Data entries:
────────────────────
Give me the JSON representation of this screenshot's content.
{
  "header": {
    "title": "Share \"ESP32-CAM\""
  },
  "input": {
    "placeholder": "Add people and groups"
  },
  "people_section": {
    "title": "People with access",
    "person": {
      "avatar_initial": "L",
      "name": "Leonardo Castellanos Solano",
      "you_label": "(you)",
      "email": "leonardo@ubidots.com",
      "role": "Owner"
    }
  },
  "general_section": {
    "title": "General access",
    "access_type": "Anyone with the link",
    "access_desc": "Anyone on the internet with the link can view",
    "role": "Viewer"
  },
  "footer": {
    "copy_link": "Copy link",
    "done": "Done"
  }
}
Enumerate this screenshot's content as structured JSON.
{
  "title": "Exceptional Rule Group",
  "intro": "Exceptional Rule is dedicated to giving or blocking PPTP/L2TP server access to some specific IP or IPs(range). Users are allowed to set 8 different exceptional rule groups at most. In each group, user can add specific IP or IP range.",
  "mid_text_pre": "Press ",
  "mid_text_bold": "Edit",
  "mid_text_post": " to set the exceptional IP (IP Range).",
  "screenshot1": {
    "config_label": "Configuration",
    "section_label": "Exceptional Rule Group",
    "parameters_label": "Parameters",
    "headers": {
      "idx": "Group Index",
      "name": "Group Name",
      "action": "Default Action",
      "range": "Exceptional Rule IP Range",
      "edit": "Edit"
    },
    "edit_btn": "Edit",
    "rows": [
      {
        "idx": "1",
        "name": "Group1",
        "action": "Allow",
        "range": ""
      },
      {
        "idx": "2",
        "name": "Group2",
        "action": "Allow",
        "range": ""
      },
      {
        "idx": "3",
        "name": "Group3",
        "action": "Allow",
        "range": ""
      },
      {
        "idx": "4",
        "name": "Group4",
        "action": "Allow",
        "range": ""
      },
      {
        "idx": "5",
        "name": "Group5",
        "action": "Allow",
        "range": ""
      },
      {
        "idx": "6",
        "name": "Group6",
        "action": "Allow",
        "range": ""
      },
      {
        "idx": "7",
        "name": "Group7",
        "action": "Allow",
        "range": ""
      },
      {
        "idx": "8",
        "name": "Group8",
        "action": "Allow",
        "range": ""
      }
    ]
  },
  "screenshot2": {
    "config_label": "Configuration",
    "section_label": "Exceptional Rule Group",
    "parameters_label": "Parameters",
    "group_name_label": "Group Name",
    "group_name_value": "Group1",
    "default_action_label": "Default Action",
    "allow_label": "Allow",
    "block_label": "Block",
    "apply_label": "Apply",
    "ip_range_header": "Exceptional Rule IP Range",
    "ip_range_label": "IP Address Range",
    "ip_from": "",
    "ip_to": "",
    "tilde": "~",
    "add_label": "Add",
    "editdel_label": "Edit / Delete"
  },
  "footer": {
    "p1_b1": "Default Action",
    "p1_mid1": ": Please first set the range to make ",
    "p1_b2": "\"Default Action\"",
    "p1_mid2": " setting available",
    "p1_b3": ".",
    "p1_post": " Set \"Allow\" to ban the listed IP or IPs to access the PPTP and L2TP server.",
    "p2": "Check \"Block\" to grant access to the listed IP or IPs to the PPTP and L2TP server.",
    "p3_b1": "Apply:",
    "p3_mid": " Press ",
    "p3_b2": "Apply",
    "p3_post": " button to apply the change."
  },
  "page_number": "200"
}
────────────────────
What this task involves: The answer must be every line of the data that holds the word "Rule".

Result:
  "title": "Exceptional Rule Group",
  "intro": "Exceptional Rule is dedicated to giving or blocking PPTP/L2TP server access to some specific IP or IPs(range). Users are allowed to set 8 different exceptional rule groups at most. In each group, user can add specific IP or IP range.",
    "section_label": "Exceptional Rule Group",
      "range": "Exceptional Rule IP Range",
    "section_label": "Exceptional Rule Group",
    "ip_range_header": "Exceptional Rule IP Range",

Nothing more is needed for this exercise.